Also attending the media briefing in Paris were French Foreign Minister Catherine Colonna and Australian Foreign Affairs Minister Penny Wong.

While support for Ukraine’s effort to repel the Russian invasion have dominated bilateral talks, Paris and Canberra have also sought to ease diplomatic tensions.

Ties between the countries took a serious hit in 2021 when Canberra abandoned a French submarine contract in favor of American nuclear submarines, as well as joining the trilateral security alliance with the United States and Britain known as AUKUS.

Marles and Wong are also due to hold talks this week with British government ministers.

‘Laverne & Shirley’ Actor Cindy Williams Dies at 75

Cindy Williams, who played Shirley opposite Penny Marshall’s Laverne on the popular sitcom “Laverne & Shirley,” has died, her family said Monday.

Williams died Wednesday in Los Angeles at age 75 after a brief illness, her children, Zak and Emily Hudson, said in a statement released through family spokeswoman Liza Cranis.

“The passing of our kind, hilarious mother, Cindy Williams, has brought us insurmountable sadness that could never truly be expressed,” the statement said.

“Knowing and loving her has been our joy and privilege.

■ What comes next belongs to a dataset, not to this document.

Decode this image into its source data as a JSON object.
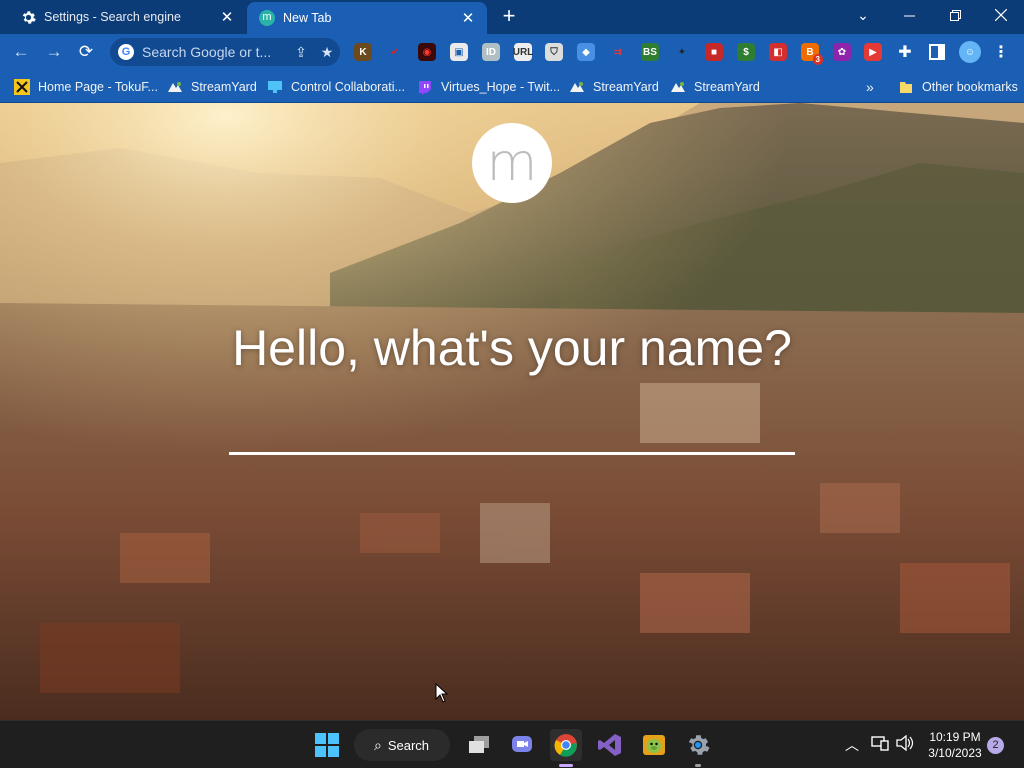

She was one of a kind, beautiful, generous and possessed a brilliant sense of humor and a glittering spirit that everyone loved.”

Williams also starred in director George Lucas’ 1973 film “American Graffiti” and director Francis Ford Coppola’s “The Conversation” from 1974.

But she was by far best known for “Laverne & Shirley,” the “Happy Days” spinoff that ran on ABC from 1976 to 1983 that in its prime was among the most popular shows on TV.

Williams played the straitlaced Shirley to Marshall’s more libertine Laverne on the show about a pair of roommates who worked at a Milwaukee bottling factory in the 1950s and ’60s.

Marshall, whose brother, Garry Marshall, co-created the series, died in 2018.

“Laverne & Shirley” was known almost as much for its opening theme as the show itself. Williams’ and Marshall’s chant of “schlemiel, schlimazel” as they skipped together became a cultural phenomenon and oft-invoked piece of nostalgia.

New Czech President Vows to Boost Ties with Taiwan

Czech President-elect Petr Pavel vowed Monday to boost his country’s ties with Taiwan after holding a phone call with the island’s president and foreign minister. 

President Tsai Ing-wen congratulated Pavel on his win in Saturday’s presidential run-off over the populist billionaire Andrej Babis. 

“I thanked her for her congratulations, and I assured her that Taiwan and the Czech Republic share the values of freedom, democracy, and human rights,” Pavel said on Twitter. 

“We agreed on strengthening our partnership,” added the former general, who served as head of NATO’s military committee in 2015-2018. 

He said he “expressed hope to have the opportunity to meet President Tsai in person in the future.” 

The call is likely to anger China, which is trying to keep Taipei isolated on the world stage and prevents any sign of international legitimacy for the island. 

Beijing claims self-ruled, democratic Taiwan as part of its territory to be seized one day, by force if necessary. 

The Taiwanese presidential office said the call, which Taiwan’s Foreign Minister Joseph Wu also joined, lasted almost 15 minutes. 

“The president… acknowledged that President-elect Pavel carries on the spirit of former Czech President (Vaclav) Havel who respected democracy, freedom and human rights, under which the republic was founded, and is like-minded with Taiwan,” Tsai’s office said in a statement. 

Havel was the Czech Republic’s first president in 1993-2003. 

Before Havel became head of state, the anti-communist dissident playwright had in 1989 led the so-called Velvet Revolution, which toppled communism in former Czechoslovakia. 

As the Czech Republic’s fourth president, Pavel will replace pro-Chinese and pro-Russian incumbent Milos Zeman, whose final term expires in March.  

Zeman is currently visiting Aleksandar Vucic, the president of Serbia, which has not joined Western sanctions against Moscow following its invasion of Ukraine. 

In a sign that his foreign policy would vastly differ from Zeman’s, Pavel spoke with Ukrainian President Volodymyr Zelenskyy on the phone Sunday.